*** Opening Task inputs ***

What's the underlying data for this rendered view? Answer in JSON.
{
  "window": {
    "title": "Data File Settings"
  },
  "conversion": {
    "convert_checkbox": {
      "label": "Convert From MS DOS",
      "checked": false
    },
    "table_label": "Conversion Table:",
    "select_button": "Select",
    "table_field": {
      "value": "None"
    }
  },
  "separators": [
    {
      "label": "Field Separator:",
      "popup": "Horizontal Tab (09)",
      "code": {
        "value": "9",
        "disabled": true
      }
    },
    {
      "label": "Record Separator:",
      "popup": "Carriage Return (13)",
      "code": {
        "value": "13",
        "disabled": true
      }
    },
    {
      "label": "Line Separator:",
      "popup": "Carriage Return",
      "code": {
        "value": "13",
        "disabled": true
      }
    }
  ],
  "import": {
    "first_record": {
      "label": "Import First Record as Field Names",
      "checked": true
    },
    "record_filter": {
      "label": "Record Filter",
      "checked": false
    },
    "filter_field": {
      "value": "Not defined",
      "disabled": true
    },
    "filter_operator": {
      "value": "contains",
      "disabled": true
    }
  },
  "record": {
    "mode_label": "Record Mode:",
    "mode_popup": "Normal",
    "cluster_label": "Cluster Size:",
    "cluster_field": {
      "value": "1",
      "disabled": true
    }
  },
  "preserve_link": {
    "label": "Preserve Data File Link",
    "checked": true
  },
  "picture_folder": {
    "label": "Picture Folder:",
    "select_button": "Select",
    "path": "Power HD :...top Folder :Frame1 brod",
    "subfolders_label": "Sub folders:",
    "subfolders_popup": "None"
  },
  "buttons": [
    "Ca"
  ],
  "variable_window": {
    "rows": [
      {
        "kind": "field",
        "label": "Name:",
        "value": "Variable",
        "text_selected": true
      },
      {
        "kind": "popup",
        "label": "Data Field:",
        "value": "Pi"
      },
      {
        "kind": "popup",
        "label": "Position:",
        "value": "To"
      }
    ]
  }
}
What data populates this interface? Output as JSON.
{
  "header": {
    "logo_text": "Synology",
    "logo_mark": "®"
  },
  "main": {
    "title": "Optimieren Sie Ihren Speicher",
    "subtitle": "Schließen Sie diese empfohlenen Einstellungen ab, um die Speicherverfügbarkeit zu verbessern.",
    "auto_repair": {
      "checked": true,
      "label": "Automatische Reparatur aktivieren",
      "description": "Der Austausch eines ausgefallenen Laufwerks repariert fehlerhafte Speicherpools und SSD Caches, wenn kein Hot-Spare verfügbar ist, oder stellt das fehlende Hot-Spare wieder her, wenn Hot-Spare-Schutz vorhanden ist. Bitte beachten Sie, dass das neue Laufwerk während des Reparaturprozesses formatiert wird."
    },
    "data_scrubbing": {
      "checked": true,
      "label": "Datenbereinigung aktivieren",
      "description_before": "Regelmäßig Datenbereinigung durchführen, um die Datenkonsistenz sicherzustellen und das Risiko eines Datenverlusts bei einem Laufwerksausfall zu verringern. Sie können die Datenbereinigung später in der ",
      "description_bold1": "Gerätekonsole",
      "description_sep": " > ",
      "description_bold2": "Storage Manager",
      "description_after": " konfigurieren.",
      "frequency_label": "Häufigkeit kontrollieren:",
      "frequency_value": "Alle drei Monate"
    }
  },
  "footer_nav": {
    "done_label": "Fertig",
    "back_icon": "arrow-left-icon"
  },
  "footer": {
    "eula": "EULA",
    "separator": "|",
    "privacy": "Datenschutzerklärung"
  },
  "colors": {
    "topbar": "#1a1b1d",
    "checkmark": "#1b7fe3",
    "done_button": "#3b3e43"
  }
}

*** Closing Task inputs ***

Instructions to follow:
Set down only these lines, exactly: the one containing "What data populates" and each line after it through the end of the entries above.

Your solution:
What data populates this interface? Output as JSON.
{
  "header": {
    "logo_text": "Synology",
    "logo_mark": "®"
  },
  "main": {
    "title": "Optimieren Sie Ihren Speicher",
    "subtitle": "Schließen Sie diese empfohlenen Einstellungen ab, um die Speicherverfügbarkeit zu verbessern.",
    "auto_repair": {
      "checked": true,
      "label": "Automatische Reparatur aktivieren",
      "description": "Der Austausch eines ausgefallenen Laufwerks repariert fehlerhafte Speicherpools und SSD Caches, wenn kein Hot-Spare verfügbar ist, oder stellt das fehlende Hot-Spare wieder her, wenn Hot-Spare-Schutz vorhanden ist. Bitte beachten Sie, dass das neue Laufwerk während des Reparaturprozesses formatiert wird."
    },
    "data_scrubbing": {
      "checked": true,
      "label": "Datenbereinigung aktivieren",
      "description_before": "Regelmäßig Datenbereinigung durchführen, um die Datenkonsistenz sicherzustellen und das Risiko eines Datenverlusts bei einem Laufwerksausfall zu verringern. Sie können die Datenbereinigung später in der ",
      "description_bold1": "Gerätekonsole",
      "description_sep": " > ",
      "description_bold2": "Storage Manager",
      "description_after": " konfigurieren.",
      "frequency_label": "Häufigkeit kontrollieren:",
      "frequency_value": "Alle drei Monate"
    }
  },
  "footer_nav": {
    "done_label": "Fertig",
    "back_icon": "arrow-left-icon"
  },
  "footer": {
    "eula": "EULA",
    "separator": "|",
    "privacy": "Datenschutzerklärung"
  },
  "colors": {
    "topbar": "#1a1b1d",
    "checkmark": "#1b7fe3",
    "done_button": "#3b3e43"
  }
}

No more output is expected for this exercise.